The prevailing canon of early American punk is neatly categorized by geography and period, each with its flag-bearing groups, accompanying literature, codified aesthetic and a compilation or two for ease of access. It’s a natural and comforting process to compartmentalize history fostered by a variety of characters: cult punk devotees cherish forgotten records, reissue imprints champion them for new audiences and then writers chronicle it all in books and documentaries. Throughout the process, first-wave punk bands rise from obscurity—where records are shared in a cult of fanatics like secret handshakes—to irrefutably classic status.
Yet, there are subtler elements fueling this transformative process of punk history. Artists and archivists aren’t motivated to disseminate their knowledge strictly by the benevolent desire to share. They also want to join in the ongoing narrative of a band, record or song’s existence. Early Portland punk band the Neo Boys illustrate this well, and the revelatory archival compilation Sooner or Later encapsulates the all-female quartet’s riveting combination of prescient feminist critique and precocious handle on melodic punk minimalism.
Active between 1978 and 1983, the Neo Boys officially released only ten songs across two EPs during their initial existence. Calvin Johnson’s exhaustive archival work with K Records to produce Sooner or Later expands that number to nearly 45. Naturally, Portland’s best known early punk band, The Wipers, figure prominently in Neo Boys’ story. Bandleader Greg Sage released Neo Boys eponymous 1980 EP on his own Trap Records. The seven song 12” Crumbling Myths followed in 1982, but Neo Boys disbanded the next year.
Sequenced chronologically, the first disc collects live material and demos recorded prior to guitarist Meg Hentges’ joining in 1980. They capture primitive performances fraught with mistakes, but it’s not a laborious listen. Unlike the overzealous inclusiveness that often mars archival compilations, even the most ramshackle and unfocused tracks here are warranted. The flub laden, disjointed live dirge “Put a Penny In” finds vocalist Kim Kincaid flatly dreaming of a cheap machine to dispense artists’ needs. She sounds morosely defeated, like the real cost of a simple paintbrush is prohibitively high. It shows Neo Boys’ subversive wit intact even in the earliest incarnation. The second-disc collects Crumbling Myths and shelved studio recordings after Hentges’ addition to the line-up. Her membership transformed Neo Boys from sharp amateurs exacting power from limited ability to a distinguished ensemble with the same spirit, plus leads and hooks for days (look to The Urinals’ transformation into 100 Flowers for a similar musical evolution.) Neo Boys’ earliest work appreciates songwriting economy, but Hentges’ guitar playing couples that instrumental restraint with craft. “Split” couples dizzying guitar interplay with surgically precise drumming at a brisk tempo. “Obscure Emotion” is a surging riff punctuated by staccato bursts and Hentges’ deft lead work. “Ancient Youth” is a poignant ballad with a broad thematic arc from a band that earlier couldn’t muster the correct notes for a minute-long screed.
While early American punk featured many strong female performers, few grappled with gender politics brazenly as Neo Boys.

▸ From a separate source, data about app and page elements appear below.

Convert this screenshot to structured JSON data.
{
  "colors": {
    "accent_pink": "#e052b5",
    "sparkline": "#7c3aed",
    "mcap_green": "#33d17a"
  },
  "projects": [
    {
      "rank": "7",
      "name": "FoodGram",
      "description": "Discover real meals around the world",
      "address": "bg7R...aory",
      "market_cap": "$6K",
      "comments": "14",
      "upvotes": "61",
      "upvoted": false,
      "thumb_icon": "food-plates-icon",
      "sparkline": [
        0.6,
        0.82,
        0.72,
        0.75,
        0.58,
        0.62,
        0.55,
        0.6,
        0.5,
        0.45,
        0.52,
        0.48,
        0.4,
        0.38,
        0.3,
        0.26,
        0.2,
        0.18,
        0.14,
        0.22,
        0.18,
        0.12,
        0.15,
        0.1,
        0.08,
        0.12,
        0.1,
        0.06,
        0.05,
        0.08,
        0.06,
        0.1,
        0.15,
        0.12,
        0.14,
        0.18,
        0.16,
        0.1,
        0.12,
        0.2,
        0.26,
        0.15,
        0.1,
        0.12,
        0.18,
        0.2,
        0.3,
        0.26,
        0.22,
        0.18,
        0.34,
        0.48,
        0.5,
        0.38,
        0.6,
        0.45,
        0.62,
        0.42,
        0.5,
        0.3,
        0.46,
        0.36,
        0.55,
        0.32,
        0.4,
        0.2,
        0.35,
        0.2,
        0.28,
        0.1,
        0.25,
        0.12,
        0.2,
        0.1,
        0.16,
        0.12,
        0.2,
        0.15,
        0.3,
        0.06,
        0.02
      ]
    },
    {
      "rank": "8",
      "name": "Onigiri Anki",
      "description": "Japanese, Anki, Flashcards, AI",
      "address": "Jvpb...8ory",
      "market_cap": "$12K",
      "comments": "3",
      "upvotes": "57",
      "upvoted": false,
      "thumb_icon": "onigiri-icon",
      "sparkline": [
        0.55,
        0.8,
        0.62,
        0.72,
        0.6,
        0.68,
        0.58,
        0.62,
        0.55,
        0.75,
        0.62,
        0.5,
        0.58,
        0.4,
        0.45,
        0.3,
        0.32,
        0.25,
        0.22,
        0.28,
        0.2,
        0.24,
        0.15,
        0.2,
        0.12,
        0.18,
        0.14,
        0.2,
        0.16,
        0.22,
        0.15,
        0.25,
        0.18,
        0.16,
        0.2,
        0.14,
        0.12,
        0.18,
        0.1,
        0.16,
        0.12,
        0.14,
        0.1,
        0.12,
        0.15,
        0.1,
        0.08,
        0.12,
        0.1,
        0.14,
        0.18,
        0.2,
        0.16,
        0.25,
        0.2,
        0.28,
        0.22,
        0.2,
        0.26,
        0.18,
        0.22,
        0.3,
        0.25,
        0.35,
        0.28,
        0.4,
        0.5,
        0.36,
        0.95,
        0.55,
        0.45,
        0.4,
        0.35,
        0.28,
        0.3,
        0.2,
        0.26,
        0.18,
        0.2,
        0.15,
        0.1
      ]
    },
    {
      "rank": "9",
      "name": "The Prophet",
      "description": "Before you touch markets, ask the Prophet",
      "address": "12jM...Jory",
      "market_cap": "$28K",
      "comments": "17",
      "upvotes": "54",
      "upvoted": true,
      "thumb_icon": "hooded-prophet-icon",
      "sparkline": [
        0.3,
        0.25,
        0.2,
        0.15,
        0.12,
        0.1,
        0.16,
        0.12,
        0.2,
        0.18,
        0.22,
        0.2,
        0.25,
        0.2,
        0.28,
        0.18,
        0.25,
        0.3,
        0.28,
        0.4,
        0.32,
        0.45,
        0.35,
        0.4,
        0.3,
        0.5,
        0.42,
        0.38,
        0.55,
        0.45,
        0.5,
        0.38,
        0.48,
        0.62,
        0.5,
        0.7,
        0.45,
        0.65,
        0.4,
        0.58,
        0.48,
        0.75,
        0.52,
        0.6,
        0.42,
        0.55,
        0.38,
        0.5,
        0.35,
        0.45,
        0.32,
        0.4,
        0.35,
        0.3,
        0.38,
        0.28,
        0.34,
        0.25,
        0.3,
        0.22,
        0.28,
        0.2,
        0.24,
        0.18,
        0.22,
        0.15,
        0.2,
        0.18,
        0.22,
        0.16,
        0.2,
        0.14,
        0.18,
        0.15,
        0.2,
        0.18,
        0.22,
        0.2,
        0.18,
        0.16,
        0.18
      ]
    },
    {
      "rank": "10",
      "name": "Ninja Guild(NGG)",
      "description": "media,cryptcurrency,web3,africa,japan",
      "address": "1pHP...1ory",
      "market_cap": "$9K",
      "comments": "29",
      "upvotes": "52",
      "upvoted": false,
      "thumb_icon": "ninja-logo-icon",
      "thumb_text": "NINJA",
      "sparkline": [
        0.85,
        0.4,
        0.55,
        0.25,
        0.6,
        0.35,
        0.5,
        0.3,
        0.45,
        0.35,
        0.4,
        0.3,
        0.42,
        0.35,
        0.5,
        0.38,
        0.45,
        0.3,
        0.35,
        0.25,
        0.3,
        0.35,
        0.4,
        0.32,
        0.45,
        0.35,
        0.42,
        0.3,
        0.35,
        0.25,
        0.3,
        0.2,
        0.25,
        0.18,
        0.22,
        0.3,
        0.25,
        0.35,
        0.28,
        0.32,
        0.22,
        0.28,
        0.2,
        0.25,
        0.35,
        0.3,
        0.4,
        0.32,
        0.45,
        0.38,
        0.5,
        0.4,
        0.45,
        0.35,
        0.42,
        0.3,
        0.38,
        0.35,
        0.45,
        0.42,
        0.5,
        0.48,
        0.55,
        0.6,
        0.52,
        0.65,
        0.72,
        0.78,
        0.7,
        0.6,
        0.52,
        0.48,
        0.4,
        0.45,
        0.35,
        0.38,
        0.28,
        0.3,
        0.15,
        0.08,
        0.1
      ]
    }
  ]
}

Kincaid condemns stiflingly narrow conventions of beauty and femininity on “Image of Guilt.” “Cheap Labor” meditates on the psychological effects of sex work. On another previously unreleased track entitled “Time May Tell,” her delivery is an indignant sneer. As it goes, time explained a lot. Neo Boys prophesized riot grrrl’s stereotype-busting empowerment over a decade later.
“Time Keeps Time,” with Hentges’ nimble guitar lead shimmying down to a shimmering ring at the onset of each line, is the indelible take-away of Crumbling Myths. San Franciscan trio Grass Widow knew so when they covered it on the Milo Minute EP. “Time Keeps Time” is always over too soon – the sort of cult punk hit that feels like it’s trying to hide. For thirty years, it has. It’s musically unassertive and brief, a silhouette of a song behind a curtain of obscurity.
“Time Keeps Time” was a cult classic before Sooner or Later, but reviewers will likely now declare it “essential.” Previously, discovering the Neo Boys and carefully listening to “Time Keeps Time” was the passport into a cult of appreciation. Then, some devotees were possessed to break off a piece for themselves. They donned a tee- shirt (like Kurt Cobain famously did for The Wipers,) covered the band’s music like Grass Widow or produced a compilation like Calvin Johnson. All of those fanatics take ownership of the cult band and insert themselves into the music’s ongoing history, gradually canonizing what was once secret and boosting its historical profile. As long as that impulse lives, enthusiasts will unearth lost punk in perpetuity to assume some role in its historic narrative. The endgame is a package like Sooner or Later, elevating Neo Boys from cult favorite to utter classic.